I think the vision and ambition of Leitch is absolutely spot on. In terms of what they are trying to achieve, I cannot argue with that. The principles they are looking for; shared responsibility, focus on valuable skills, demand-led skills, keep it simple and not to change existing structures, are fair enough.
I think its whether what they”re recommending and proposing is what they will deliver. The main recommendation of increasing adult skills across all levels; again, we would all like to do that, but actually delivering an extra £3 to £4 billion a year of employer investment is substantial. We are already investing about £26 billion a year, so I don”t know where that is expected to come from employers or whether some from government.
But the objective is admirable; it’s just a question of how we get there. The routing of adult skills through Train to Gain and Learner Accounts is probably a good idea, and it will streamline and simplify things. I think the plan to streamline the Learning and Skills Council is a good and sensible move.
Obviously as an employer, I agree with strengthening the employer voice. But the new “Commission for Employment and Skills” body feels like an unnecessary addition to the 30-odd bodies we have in learning and skills at the moment. On the other hand, I think they are trying to rationalise the existing ones, so hopefully, if there is a net reduction in the number of bodies involved in training and skills, and there is a strengthening of the employer voice, then we would welcome that.

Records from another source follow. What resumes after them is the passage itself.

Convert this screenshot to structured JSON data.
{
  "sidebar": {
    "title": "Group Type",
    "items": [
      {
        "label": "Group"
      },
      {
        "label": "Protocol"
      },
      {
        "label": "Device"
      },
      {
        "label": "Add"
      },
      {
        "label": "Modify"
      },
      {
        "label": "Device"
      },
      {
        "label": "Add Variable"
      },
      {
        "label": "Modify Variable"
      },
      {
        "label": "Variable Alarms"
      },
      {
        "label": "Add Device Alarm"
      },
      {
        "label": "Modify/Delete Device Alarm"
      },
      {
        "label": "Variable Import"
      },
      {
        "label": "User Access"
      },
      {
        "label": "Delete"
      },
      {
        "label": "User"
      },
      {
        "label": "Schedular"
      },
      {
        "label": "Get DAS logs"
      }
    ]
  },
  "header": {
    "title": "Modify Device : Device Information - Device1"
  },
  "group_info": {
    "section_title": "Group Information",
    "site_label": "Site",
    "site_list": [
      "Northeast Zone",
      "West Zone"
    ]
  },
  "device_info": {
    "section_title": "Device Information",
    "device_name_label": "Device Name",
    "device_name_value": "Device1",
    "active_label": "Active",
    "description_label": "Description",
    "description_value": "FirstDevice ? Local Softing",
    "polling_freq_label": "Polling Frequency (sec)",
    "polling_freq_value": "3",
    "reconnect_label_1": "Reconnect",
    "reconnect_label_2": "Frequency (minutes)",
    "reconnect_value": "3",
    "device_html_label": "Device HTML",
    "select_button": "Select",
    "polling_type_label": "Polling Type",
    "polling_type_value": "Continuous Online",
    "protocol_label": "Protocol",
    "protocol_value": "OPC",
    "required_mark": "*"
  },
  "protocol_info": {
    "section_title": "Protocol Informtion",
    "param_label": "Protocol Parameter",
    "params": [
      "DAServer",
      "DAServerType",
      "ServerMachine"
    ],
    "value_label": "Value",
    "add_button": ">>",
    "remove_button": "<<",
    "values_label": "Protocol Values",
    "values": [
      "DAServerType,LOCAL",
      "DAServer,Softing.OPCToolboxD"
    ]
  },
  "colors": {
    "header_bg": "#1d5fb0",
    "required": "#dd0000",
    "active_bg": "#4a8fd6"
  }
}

In the main, the report is relatively well balanced. I think the “reforming, re-licensing and reforming” the SSC’s ““ well I agree with that; there does need a strengthening there. But I think the problem is that it cannot all be achieved with employers” money. And to get us to double the number of apprenticeships, which again in itself is admirable, will only happen by a lot of marketing, investment, persuasion and support from employers. They”re not going to do that without some support from government.
I think the SSCs are not well funded ““ they need more funding to help deliver these ambitious targets.
I think one of the good things is moving from Level 2 to Level 3 and a recognition that we need to move up which is really very good. Also on top of that, a willingness to fund Level 4 because up until now, Level 4 has not really been funded by government. At the end of the day, if we trained managers better, then we have a better chance of them upskilling their workforce, because they”ll see the benefits of it.
If we compare management processes and practices over here, we”re way behind the USA, Germany, Japan and France. If we can get that level of expertise up, that will filter through.
We”ve got some world-class businesses over here, but they will not be impacted. Toyota, Nissan, BMW and British Aerospace for example ““ they all invest heavily in training. The target areas are those companies that don”t invest.
We want to strengthen the employer voice ““ we feel we are more effective in sectors to drive through, and part of the problem we have at the moment is that our voice gets diluted. When you apply action to the regions, all of a sudden your sector drives becomes more diluted. That is still an area this report does not address.
If it does strengthen the SSCs into fewer, better SSCs, then that will help. What is probably being said between the lines is that we need to rationalise the 25 or so SSCs further.
One of the concerns I have is with this “Commission for Employment and Skills” being accountable to government, and responsible for managing the employer voice – but why does the employer voice need managing? Are we not saying the right things?
As an overview, the report will take us a further step down the journey. But I think we”ve got a way to go before we are in a position to challenge America and Germany.
Steven Tilsley, Managing Director and Chair of MetSec.
Related FE News articles:
“Recommend0 recommendationsPublished in